You may not know the term “theme gardens,” but you’d recognize one if you saw one. A Japanese garden is a theme garden. So is an herb garden, and a rose garden, and a rock garden. A garden with only shades of blue has a theme, as does a maze, or a garden with a dozen fountains, or one with a little gnome behind every second bush. Any garden organized around some unifying idea is a theme garden.
Clearly, there’s an infinite range of choices, for theme gardens can be arranged around types of plant (such as gardens growing roses, growing herbs, and even growing vegetables) or around colors, shapes, or the type of visitors you wish to attract, such as butterflies, honeybees or birds. Other options include a country, a historical period, or an ethnic group.
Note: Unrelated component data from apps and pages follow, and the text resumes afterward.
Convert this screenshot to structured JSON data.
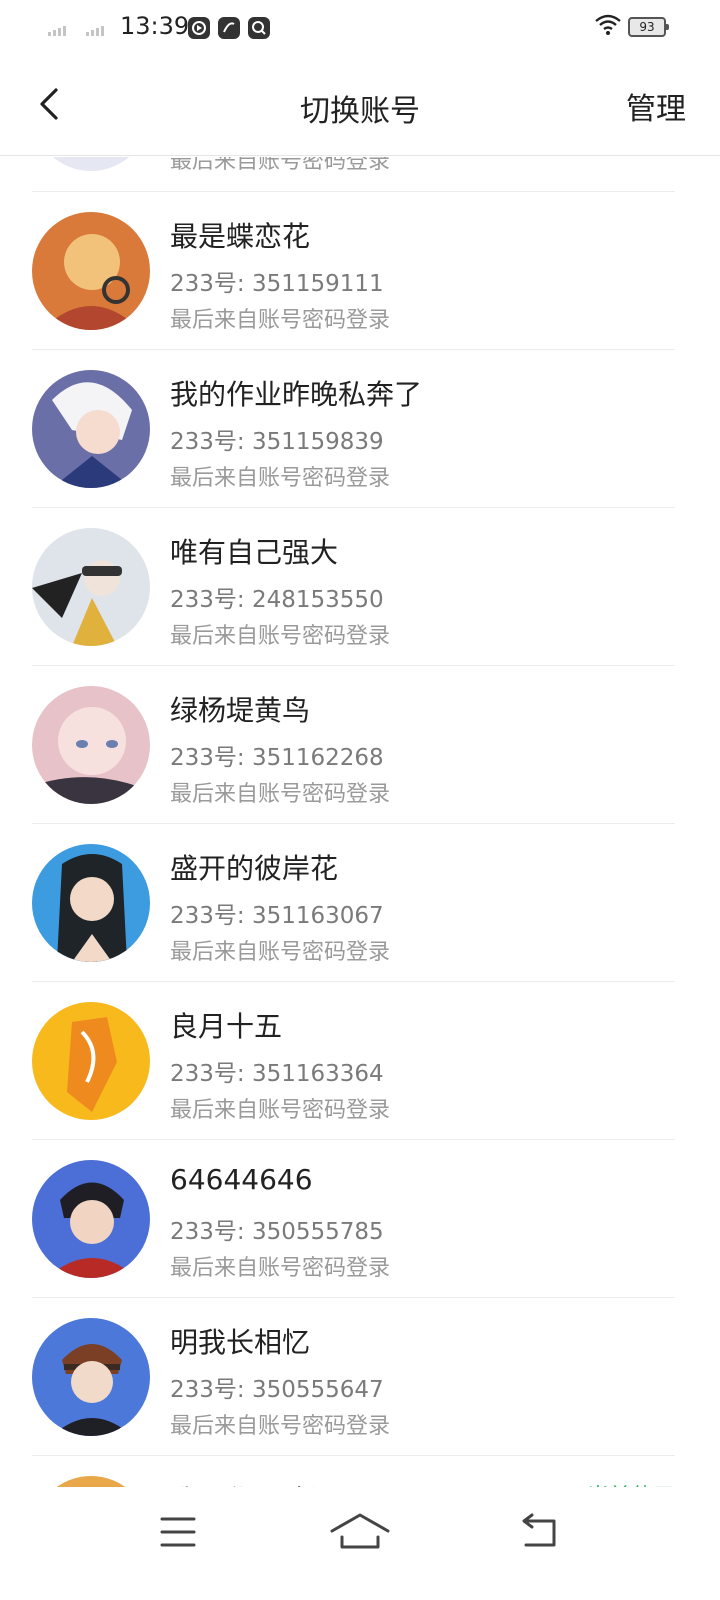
{
  "status_bar": {
    "time": "13:39",
    "battery": "93",
    "icons": [
      "signal-icon",
      "signal-icon",
      "media-play-icon",
      "app-icon",
      "search-app-icon",
      "wifi-icon",
      "battery-icon"
    ]
  },
  "header": {
    "title": "切换账号",
    "manage_label": "管理",
    "back_icon": "chevron-left-icon"
  },
  "partial_top": {
    "meta": "最后来自账号密码登录"
  },
  "accounts": [
    {
      "name": "最是蝶恋花",
      "uid": "233号: 351159111",
      "meta": "最后来自账号密码登录",
      "avatar_color": "#d97a3a"
    },
    {
      "name": "我的作业昨晚私奔了",
      "uid": "233号: 351159839",
      "meta": "最后来自账号密码登录",
      "avatar_color": "#6a6fa8"
    },
    {
      "name": "唯有自己强大",
      "uid": "233号: 248153550",
      "meta": "最后来自账号密码登录",
      "avatar_color": "#cfd3dc"
    },
    {
      "name": "绿杨堤黄鸟",
      "uid": "233号: 351162268",
      "meta": "最后来自账号密码登录",
      "avatar_color": "#e7c3c9"
    },
    {
      "name": "盛开的彼岸花",
      "uid": "233号: 351163067",
      "meta": "最后来自账号密码登录",
      "avatar_color": "#3d9be0"
    },
    {
      "name": "良月十五",
      "uid": "233号: 351163364",
      "meta": "最后来自账号密码登录",
      "avatar_color": "#f7b91c"
    },
    {
      "name": "64644646",
      "uid": "233号: 350555785",
      "meta": "最后来自账号密码登录",
      "avatar_color": "#4b6fd6"
    },
    {
      "name": "明我长相忆",
      "uid": "233号: 350555647",
      "meta": "最后来自账号密码登录",
      "avatar_color": "#4c78d9"
    }
  ],
  "partial_bottom": {
    "name": "我愿作灵清江",
    "current_label": "当前使用",
    "avatar_color": "#e8a84a",
    "accent_color": "#38b36a"
  },
  "nav_bar": {
    "icons": [
      "menu-icon",
      "home-icon",
      "back-nav-icon"
    ]
  }
}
Examples of ethnic gardens include the Japanese garden mentioned above, or the African American Garden described by the DuSable Museum of African American History, an Italian garden, or the Native American garden grown by an elementary school in Illinois (see link below).